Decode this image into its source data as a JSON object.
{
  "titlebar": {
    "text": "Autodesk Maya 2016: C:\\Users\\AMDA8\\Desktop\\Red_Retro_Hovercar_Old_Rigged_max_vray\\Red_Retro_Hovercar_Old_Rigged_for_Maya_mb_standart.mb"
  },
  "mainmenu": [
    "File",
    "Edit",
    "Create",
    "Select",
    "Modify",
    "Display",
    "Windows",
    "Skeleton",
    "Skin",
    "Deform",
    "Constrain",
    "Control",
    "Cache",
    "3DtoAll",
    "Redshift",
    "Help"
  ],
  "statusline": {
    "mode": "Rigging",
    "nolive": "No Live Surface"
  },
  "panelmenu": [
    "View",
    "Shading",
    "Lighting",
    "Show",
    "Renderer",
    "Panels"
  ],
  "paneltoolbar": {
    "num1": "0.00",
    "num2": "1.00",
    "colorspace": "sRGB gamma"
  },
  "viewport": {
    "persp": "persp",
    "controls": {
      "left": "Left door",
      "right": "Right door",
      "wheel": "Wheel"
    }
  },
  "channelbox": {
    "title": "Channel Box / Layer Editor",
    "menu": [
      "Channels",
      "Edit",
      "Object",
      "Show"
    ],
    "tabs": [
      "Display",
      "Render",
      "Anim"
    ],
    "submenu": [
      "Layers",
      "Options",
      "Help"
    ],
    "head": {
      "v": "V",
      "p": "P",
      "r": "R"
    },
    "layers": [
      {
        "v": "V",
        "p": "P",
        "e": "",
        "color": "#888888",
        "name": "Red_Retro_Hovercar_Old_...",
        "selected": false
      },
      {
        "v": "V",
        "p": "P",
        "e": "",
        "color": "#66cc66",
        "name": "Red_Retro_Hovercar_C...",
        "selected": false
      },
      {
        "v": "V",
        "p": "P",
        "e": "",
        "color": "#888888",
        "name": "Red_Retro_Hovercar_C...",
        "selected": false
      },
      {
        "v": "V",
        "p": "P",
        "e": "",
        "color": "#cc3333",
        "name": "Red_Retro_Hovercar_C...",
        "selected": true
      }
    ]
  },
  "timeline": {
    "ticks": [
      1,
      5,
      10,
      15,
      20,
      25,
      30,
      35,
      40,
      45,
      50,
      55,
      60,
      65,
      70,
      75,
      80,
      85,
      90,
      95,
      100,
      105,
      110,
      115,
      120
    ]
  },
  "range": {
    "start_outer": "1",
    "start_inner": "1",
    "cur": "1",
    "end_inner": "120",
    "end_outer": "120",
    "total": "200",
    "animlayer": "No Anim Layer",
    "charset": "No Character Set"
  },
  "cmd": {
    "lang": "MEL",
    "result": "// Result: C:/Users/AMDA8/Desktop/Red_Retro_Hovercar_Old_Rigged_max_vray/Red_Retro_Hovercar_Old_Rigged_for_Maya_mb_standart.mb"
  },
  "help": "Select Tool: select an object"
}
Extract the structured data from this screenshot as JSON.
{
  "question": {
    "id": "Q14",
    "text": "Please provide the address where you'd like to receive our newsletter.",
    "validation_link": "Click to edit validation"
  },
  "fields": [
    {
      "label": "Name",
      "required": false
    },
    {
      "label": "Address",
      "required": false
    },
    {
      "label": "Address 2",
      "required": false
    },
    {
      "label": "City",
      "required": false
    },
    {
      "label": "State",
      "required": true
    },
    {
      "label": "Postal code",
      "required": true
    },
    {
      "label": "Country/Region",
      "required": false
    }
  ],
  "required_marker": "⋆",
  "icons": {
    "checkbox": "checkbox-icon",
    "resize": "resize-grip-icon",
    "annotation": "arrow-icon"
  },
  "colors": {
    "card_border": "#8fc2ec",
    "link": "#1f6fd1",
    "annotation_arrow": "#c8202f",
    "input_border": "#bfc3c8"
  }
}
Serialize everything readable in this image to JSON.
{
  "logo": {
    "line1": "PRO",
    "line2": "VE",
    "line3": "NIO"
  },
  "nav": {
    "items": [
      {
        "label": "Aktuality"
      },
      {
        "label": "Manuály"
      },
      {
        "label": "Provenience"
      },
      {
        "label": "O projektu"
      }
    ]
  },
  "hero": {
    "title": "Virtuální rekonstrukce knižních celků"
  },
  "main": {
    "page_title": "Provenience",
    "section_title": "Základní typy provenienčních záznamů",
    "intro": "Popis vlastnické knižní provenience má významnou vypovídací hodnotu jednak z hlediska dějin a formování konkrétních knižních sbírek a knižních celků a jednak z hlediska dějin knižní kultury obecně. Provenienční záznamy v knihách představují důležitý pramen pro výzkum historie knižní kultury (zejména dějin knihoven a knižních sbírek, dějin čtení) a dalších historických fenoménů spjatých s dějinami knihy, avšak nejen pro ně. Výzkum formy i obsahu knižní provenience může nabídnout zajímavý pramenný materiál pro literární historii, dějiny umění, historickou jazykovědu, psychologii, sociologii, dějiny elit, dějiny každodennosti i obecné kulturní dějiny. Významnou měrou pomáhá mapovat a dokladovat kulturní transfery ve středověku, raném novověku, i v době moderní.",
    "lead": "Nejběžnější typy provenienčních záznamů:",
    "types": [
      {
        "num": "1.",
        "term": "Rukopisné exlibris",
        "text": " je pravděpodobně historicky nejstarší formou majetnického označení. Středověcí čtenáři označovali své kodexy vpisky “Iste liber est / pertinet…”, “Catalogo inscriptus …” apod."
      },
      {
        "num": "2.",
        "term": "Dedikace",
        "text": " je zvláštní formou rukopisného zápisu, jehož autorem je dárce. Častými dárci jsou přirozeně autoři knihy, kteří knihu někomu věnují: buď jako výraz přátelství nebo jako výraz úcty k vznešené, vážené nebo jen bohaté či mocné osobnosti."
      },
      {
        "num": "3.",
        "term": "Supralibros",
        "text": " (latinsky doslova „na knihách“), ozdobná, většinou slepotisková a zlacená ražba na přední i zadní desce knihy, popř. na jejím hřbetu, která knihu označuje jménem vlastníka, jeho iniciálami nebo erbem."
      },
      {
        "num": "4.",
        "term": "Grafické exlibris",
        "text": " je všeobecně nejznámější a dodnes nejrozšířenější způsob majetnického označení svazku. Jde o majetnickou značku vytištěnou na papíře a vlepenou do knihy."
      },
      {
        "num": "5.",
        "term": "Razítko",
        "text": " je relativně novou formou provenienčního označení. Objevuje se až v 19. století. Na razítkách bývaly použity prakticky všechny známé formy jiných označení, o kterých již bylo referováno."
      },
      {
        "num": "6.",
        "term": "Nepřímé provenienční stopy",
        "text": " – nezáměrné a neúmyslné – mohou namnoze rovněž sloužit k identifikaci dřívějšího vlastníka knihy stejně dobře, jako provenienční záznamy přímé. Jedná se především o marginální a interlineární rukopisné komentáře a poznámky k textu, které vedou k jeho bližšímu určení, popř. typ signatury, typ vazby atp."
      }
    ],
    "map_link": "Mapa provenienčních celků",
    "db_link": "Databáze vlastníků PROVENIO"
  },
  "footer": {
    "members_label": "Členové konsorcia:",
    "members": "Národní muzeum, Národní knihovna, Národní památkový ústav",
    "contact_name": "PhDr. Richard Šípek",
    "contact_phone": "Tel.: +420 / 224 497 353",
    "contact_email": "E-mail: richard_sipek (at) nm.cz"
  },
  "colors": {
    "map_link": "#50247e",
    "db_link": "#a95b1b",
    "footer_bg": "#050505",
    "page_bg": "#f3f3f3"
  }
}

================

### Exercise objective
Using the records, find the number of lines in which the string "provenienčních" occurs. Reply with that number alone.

### Response
3